Tax minimization and simplification of operation just about sum up the use of the foreign offshore limited liability company ( LLC ) for U.S. residents, particularly with the latter benefit being true for people of any nationality. Furthermore, when used with an offshore grantor trust this combo assures excellent asset protection and satisfies the taxing authorities.
What is a foreign LLC?
A foreign offshore LLC (limited liability company or limited life company in some jurisdictions) is an unincorporated business entity which is a cross between a partnership and a corporation. Like a corporation, it protects its members from personal liability for the obligations and debts of the entity they are conducting business through. But like a partnership, the expenses and income flow directly through to the individual members. Offshore LLCs typically enter into an operating agreement, which states how the members relate to each other and how the company is managed. While the company is liable for its operating debts, the members are NOT liable for any of the LLC’s obligations.
What are the benefits of an LLC?
The main benefit of this kind of company structure is that it provides a layer of legal separation between the owners of the company, the company itself, and the business it conducts. The foreign LLC can be a sort of “poor man’s grantor trust” in that it provides fair asset protection to the person with modest assets to protect but not enough money to justify purchasing an offshore grantor trust. Like the offshore grantor trust, the offshore limited liability company when filed as a disregarded entity using form 8832, will allow profits from the assets it holds to flow onto the 1040 tax return of the U.S. owner.

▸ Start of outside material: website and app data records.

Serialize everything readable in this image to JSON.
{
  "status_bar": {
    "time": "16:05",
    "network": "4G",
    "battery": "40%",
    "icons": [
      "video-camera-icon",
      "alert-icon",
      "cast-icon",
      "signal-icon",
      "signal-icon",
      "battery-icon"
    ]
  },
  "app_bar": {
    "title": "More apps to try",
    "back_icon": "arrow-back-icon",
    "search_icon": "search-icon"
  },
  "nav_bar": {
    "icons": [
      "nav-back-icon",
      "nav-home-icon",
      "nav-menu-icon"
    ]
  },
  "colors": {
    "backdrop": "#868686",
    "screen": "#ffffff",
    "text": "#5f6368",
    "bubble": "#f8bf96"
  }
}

This allows the company to function as a tax minimization tool since the tax rate can be lower than that of an IBC.
Another benefit of the offshore foreign LLC over the better known IBC is that a person or entity can get a court order that allows it to seize the stock certificates of the IBC and thereby the creditor gains control over the assets of the IBC (if of course the IBC is not properly structured). But with the offshore foreign LLC if a creditor claims a judgment against a member, they are only entitled to a charging order. The charging order gives the creditor the right to receive distributions from the offshore LLC that the member would have received. But these profits become available only if the other members elect to make the distribution. The charging order does not give the creditor the right to obtain the voting or management rights. So the members can decide not to make a distribution and the charging order remains ineffectual and the member’s assets are protected.
How does an LLC differ from an IBC?
First of all, a Limited Liability Company (LLC) is a registered company which does not issue shares, therefore does not have shareholders. Its owners are known as members. The LLC can be managed by its members or owners. While an IBC cannot conduct business in the country of incorporation, there is no such restriction on an LLC. The liability of the members is limited to the contributions of the member. Distribution of profits or dividends are set out in an operating agreement and not necessarily based on contribution value. The IBC is limited by shares and the shareholders appoint the director for the management of the company. Dividends are determined by the share percentage ownership.
With regard to citizens of the United States, the primary difference between an IBC and a foreign LLC is the manner in which is treated by the I.R.S. and the subsequent tax exposure for either the shareholder or member. At the end of 1996 the U.S. elected that both domestic and foreign corporations were to be taxed at the rate of 35% and could not elect to be taxed otherwise. In contrast, the sole member of the LLC can elect to have the taxes flow onto their personal tax return when the LLC elects to be a disregarded entity using IRS form 8832. So, if the personal tax rate of the foreign offshore LLC owner is 20% for that year then the owner benefits in comparison to the IBC tax rate which is 35%. This is of course assuming one does not maximize their confidentiality whilst setting up said corporation or LLC.
A foreign LLC (such as Nevis) is often far better than that of a U.S LLC. This is due to the fact that the U.S carries several impediments when opening accounts for both residents and investors abroad. If given the choice between a foreign offshore or onshore LLC, there is far more to gain in an offshore LLC. The freedom and asset protection one receives in a foreign LLC is much great than that which would be received in Nevada or Wyoming (although they too have their own advantages for certain clients). Nonetheless, for those aiming to maximize their asset protection and offshore freedom, one should lean towards the establishment of an offshore LLC.
In an offshore LLC one may have several managers or have one sole manager (i.e. the owner).